Work order:
Exact reproduction of every entry is required.

Data for this task:
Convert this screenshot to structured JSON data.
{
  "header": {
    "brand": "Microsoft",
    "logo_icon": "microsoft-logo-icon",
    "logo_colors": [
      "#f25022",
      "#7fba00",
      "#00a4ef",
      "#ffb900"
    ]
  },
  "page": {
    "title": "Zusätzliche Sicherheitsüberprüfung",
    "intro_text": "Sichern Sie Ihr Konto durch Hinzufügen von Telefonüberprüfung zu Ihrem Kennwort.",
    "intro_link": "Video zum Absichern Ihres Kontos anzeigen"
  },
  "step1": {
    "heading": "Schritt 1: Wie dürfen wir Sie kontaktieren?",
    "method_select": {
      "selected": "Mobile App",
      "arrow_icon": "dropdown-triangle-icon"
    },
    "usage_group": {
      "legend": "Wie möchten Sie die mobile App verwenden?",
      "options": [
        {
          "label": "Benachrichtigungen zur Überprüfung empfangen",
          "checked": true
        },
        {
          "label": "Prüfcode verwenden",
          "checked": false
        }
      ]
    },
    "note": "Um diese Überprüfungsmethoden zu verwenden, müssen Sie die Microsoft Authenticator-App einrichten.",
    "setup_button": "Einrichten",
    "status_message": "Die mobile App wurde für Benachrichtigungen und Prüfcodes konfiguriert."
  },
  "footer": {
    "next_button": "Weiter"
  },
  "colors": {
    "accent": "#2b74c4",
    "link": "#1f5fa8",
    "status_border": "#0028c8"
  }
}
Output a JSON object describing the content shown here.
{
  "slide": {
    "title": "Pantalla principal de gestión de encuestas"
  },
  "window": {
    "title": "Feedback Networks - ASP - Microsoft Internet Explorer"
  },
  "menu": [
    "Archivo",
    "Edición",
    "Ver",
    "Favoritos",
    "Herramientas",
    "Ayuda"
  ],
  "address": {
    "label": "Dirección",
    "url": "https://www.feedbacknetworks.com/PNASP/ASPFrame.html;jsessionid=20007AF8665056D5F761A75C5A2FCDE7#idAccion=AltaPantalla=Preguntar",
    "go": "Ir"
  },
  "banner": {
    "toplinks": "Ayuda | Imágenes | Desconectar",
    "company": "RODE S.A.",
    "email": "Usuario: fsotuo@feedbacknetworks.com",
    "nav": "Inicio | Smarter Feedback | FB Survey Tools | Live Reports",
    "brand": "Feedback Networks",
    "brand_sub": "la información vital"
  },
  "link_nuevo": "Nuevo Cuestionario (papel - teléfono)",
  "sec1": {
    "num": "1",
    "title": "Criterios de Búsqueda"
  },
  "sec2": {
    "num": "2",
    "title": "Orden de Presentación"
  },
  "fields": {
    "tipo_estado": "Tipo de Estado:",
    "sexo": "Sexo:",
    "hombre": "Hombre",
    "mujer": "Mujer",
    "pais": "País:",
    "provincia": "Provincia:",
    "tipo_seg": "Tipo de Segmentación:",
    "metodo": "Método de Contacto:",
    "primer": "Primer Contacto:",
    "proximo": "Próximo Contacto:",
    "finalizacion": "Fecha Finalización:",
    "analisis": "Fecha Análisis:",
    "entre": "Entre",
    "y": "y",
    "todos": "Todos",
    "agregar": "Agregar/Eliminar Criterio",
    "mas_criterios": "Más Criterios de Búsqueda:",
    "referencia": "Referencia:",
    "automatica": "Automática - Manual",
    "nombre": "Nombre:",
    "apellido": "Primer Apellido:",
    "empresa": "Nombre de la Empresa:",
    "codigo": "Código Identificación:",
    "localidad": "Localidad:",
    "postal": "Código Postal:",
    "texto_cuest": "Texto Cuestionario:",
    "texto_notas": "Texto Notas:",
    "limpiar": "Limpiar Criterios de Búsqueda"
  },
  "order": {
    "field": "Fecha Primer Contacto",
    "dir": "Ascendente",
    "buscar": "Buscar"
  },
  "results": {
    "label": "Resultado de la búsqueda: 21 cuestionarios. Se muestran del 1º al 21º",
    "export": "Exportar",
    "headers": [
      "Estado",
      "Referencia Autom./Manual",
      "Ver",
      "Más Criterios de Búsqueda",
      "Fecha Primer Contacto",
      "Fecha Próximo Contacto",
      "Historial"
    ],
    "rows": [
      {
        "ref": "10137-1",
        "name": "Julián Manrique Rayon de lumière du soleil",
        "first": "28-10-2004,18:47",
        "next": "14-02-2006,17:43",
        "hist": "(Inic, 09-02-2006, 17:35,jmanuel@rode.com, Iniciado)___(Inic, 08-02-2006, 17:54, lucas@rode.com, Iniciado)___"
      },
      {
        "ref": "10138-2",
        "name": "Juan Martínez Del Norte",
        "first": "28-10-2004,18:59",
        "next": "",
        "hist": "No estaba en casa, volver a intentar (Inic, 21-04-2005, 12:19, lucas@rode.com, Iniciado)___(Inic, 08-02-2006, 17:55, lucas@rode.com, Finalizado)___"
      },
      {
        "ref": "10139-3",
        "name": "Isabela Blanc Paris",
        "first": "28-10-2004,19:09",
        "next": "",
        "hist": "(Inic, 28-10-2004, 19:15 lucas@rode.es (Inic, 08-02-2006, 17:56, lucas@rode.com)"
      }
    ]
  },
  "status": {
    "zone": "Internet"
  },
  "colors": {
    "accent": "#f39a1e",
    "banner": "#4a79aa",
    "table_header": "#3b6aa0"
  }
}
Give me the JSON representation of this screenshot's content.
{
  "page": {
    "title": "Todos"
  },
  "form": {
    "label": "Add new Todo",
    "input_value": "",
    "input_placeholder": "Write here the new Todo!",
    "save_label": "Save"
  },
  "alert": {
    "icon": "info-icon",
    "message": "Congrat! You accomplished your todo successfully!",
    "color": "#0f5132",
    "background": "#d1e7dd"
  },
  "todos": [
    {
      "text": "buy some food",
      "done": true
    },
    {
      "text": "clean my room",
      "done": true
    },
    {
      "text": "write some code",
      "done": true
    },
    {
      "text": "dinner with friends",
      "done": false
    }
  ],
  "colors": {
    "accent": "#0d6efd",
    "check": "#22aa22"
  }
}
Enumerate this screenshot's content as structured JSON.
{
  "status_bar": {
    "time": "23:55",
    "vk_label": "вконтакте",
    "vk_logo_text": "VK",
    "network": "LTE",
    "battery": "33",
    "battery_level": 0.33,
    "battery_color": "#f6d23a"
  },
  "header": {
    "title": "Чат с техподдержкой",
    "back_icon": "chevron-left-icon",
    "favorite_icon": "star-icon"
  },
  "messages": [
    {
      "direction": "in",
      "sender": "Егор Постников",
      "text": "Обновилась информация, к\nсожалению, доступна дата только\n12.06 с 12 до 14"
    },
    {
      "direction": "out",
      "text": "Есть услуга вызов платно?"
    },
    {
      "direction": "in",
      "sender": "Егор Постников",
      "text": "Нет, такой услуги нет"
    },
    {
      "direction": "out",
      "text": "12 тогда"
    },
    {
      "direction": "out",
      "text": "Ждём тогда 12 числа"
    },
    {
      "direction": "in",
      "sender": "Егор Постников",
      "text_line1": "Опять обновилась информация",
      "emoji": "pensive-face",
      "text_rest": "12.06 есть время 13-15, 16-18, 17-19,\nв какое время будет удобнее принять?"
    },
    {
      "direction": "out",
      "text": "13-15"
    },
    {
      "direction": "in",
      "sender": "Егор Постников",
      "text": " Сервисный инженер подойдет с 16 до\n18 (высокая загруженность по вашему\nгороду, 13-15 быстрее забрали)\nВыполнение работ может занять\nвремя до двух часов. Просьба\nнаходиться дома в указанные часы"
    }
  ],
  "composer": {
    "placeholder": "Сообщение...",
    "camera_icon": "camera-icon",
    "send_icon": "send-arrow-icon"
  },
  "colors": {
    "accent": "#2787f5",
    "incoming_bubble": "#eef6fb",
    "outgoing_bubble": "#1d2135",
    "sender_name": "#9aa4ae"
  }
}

Response to the task:
Convert this screenshot to structured JSON data.
{
  "header": {
    "brand": "Microsoft",
    "logo_icon": "microsoft-logo-icon",
    "logo_colors": [
      "#f25022",
      "#7fba00",
      "#00a4ef",
      "#ffb900"
    ]
  },
  "page": {
    "title": "Zusätzliche Sicherheitsüberprüfung",
    "intro_text": "Sichern Sie Ihr Konto durch Hinzufügen von Telefonüberprüfung zu Ihrem Kennwort.",
    "intro_link": "Video zum Absichern Ihres Kontos anzeigen"
  },
  "step1": {
    "heading": "Schritt 1: Wie dürfen wir Sie kontaktieren?",
    "method_select": {
      "selected": "Mobile App",
      "arrow_icon": "dropdown-triangle-icon"
    },
    "usage_group": {
      "legend": "Wie möchten Sie die mobile App verwenden?",
      "options": [
        {
          "label": "Benachrichtigungen zur Überprüfung empfangen",
          "checked": true
        },
        {
          "label": "Prüfcode verwenden",
          "checked": false
        }
      ]
    },
    "note": "Um diese Überprüfungsmethoden zu verwenden, müssen Sie die Microsoft Authenticator-App einrichten.",
    "setup_button": "Einrichten",
    "status_message": "Die mobile App wurde für Benachrichtigungen und Prüfcodes konfiguriert."
  },
  "footer": {
    "next_button": "Weiter"
  },
  "colors": {
    "accent": "#2b74c4",
    "link": "#1f5fa8",
    "status_border": "#0028c8"
  }
}
Output a JSON object describing the content shown here.
{
  "slide": {
    "title": "Pantalla principal de gestión de encuestas"
  },
  "window": {
    "title": "Feedback Networks - ASP - Microsoft Internet Explorer"
  },
  "menu": [
    "Archivo",
    "Edición",
    "Ver",
    "Favoritos",
    "Herramientas",
    "Ayuda"
  ],
  "address": {
    "label": "Dirección",
    "url": "https://www.feedbacknetworks.com/PNASP/ASPFrame.html;jsessionid=20007AF8665056D5F761A75C5A2FCDE7#idAccion=AltaPantalla=Preguntar",
    "go": "Ir"
  },
  "banner": {
    "toplinks": "Ayuda | Imágenes | Desconectar",
    "company": "RODE S.A.",
    "email": "Usuario: fsotuo@feedbacknetworks.com",
    "nav": "Inicio | Smarter Feedback | FB Survey Tools | Live Reports",
    "brand": "Feedback Networks",
    "brand_sub": "la información vital"
  },
  "link_nuevo": "Nuevo Cuestionario (papel - teléfono)",
  "sec1": {
    "num": "1",
    "title": "Criterios de Búsqueda"
  },
  "sec2": {
    "num": "2",
    "title": "Orden de Presentación"
  },
  "fields": {
    "tipo_estado": "Tipo de Estado:",
    "sexo": "Sexo:",
    "hombre": "Hombre",
    "mujer": "Mujer",
    "pais": "País:",
    "provincia": "Provincia:",
    "tipo_seg": "Tipo de Segmentación:",
    "metodo": "Método de Contacto:",
    "primer": "Primer Contacto:",
    "proximo": "Próximo Contacto:",
    "finalizacion": "Fecha Finalización:",
    "analisis": "Fecha Análisis:",
    "entre": "Entre",
    "y": "y",
    "todos": "Todos",
    "agregar": "Agregar/Eliminar Criterio",
    "mas_criterios": "Más Criterios de Búsqueda:",
    "referencia": "Referencia:",
    "automatica": "Automática - Manual",
    "nombre": "Nombre:",
    "apellido": "Primer Apellido:",
    "empresa": "Nombre de la Empresa:",
    "codigo": "Código Identificación:",
    "localidad": "Localidad:",
    "postal": "Código Postal:",
    "texto_cuest": "Texto Cuestionario:",
    "texto_notas": "Texto Notas:",
    "limpiar": "Limpiar Criterios de Búsqueda"
  },
  "order": {
    "field": "Fecha Primer Contacto",
    "dir": "Ascendente",
    "buscar": "Buscar"
  },
  "results": {
    "label": "Resultado de la búsqueda: 21 cuestionarios. Se muestran del 1º al 21º",
    "export": "Exportar",
    "headers": [
      "Estado",
      "Referencia Autom./Manual",
      "Ver",
      "Más Criterios de Búsqueda",
      "Fecha Primer Contacto",
      "Fecha Próximo Contacto",
      "Historial"
    ],
    "rows": [
      {
        "ref": "10137-1",
        "name": "Julián Manrique Rayon de lumière du soleil",
        "first": "28-10-2004,18:47",
        "next": "14-02-2006,17:43",
        "hist": "(Inic, 09-02-2006, 17:35,jmanuel@rode.com, Iniciado)___(Inic, 08-02-2006, 17:54, lucas@rode.com, Iniciado)___"
      },
      {
        "ref": "10138-2",
        "name": "Juan Martínez Del Norte",
        "first": "28-10-2004,18:59",
        "next": "",
        "hist": "No estaba en casa, volver a intentar (Inic, 21-04-2005, 12:19, lucas@rode.com, Iniciado)___(Inic, 08-02-2006, 17:55, lucas@rode.com, Finalizado)___"
      },
      {
        "ref": "10139-3",
        "name": "Isabela Blanc Paris",
        "first": "28-10-2004,19:09",
        "next": "",
        "hist": "(Inic, 28-10-2004, 19:15 lucas@rode.es (Inic, 08-02-2006, 17:56, lucas@rode.com)"
      }
    ]
  },
  "status": {
    "zone": "Internet"
  },
  "colors": {
    "accent": "#f39a1e",
    "banner": "#4a79aa",
    "table_header": "#3b6aa0"
  }
}
Give me the JSON representation of this screenshot's content.
{
  "page": {
    "title": "Todos"
  },
  "form": {
    "label": "Add new Todo",
    "input_value": "",
    "input_placeholder": "Write here the new Todo!",
    "save_label": "Save"
  },
  "alert": {
    "icon": "info-icon",
    "message": "Congrat! You accomplished your todo successfully!",
    "color": "#0f5132",
    "background": "#d1e7dd"
  },
  "todos": [
    {
      "text": "buy some food",
      "done": true
    },
    {
      "text": "clean my room",
      "done": true
    },
    {
      "text": "write some code",
      "done": true
    },
    {
      "text": "dinner with friends",
      "done": false
    }
  ],
  "colors": {
    "accent": "#0d6efd",
    "check": "#22aa22"
  }
}
Enumerate this screenshot's content as structured JSON.
{
  "status_bar": {
    "time": "23:55",
    "vk_label": "вконтакте",
    "vk_logo_text": "VK",
    "network": "LTE",
    "battery": "33",
    "battery_level": 0.33,
    "battery_color": "#f6d23a"
  },
  "header": {
    "title": "Чат с техподдержкой",
    "back_icon": "chevron-left-icon",
    "favorite_icon": "star-icon"
  },
  "messages": [
    {
      "direction": "in",
      "sender": "Егор Постников",
      "text": "Обновилась информация, к\nсожалению, доступна дата только\n12.06 с 12 до 14"
    },
    {
      "direction": "out",
      "text": "Есть услуга вызов платно?"
    },
    {
      "direction": "in",
      "sender": "Егор Постников",
      "text": "Нет, такой услуги нет"
    },
    {
      "direction": "out",
      "text": "12 тогда"
    },
    {
      "direction": "out",
      "text": "Ждём тогда 12 числа"
    },
    {
      "direction": "in",
      "sender": "Егор Постников",
      "text_line1": "Опять обновилась информация",
      "emoji": "pensive-face",
      "text_rest": "12.06 есть время 13-15, 16-18, 17-19,\nв какое время будет удобнее принять?"
    },
    {
      "direction": "out",
      "text": "13-15"
    },
    {
      "direction": "in",
      "sender": "Егор Постников",
      "text": " Сервисный инженер подойдет с 16 до\n18 (высокая загруженность по вашему\nгороду, 13-15 быстрее забрали)\nВыполнение работ может занять\nвремя до двух часов. Просьба\nнаходиться дома в указанные часы"
    }
  ],
  "composer": {
    "placeholder": "Сообщение...",
    "camera_icon": "camera-icon",
    "send_icon": "send-arrow-icon"
  },
  "colors": {
    "accent": "#2787f5",
    "incoming_bubble": "#eef6fb",
    "outgoing_bubble": "#1d2135",
    "sender_name": "#9aa4ae"
  }
}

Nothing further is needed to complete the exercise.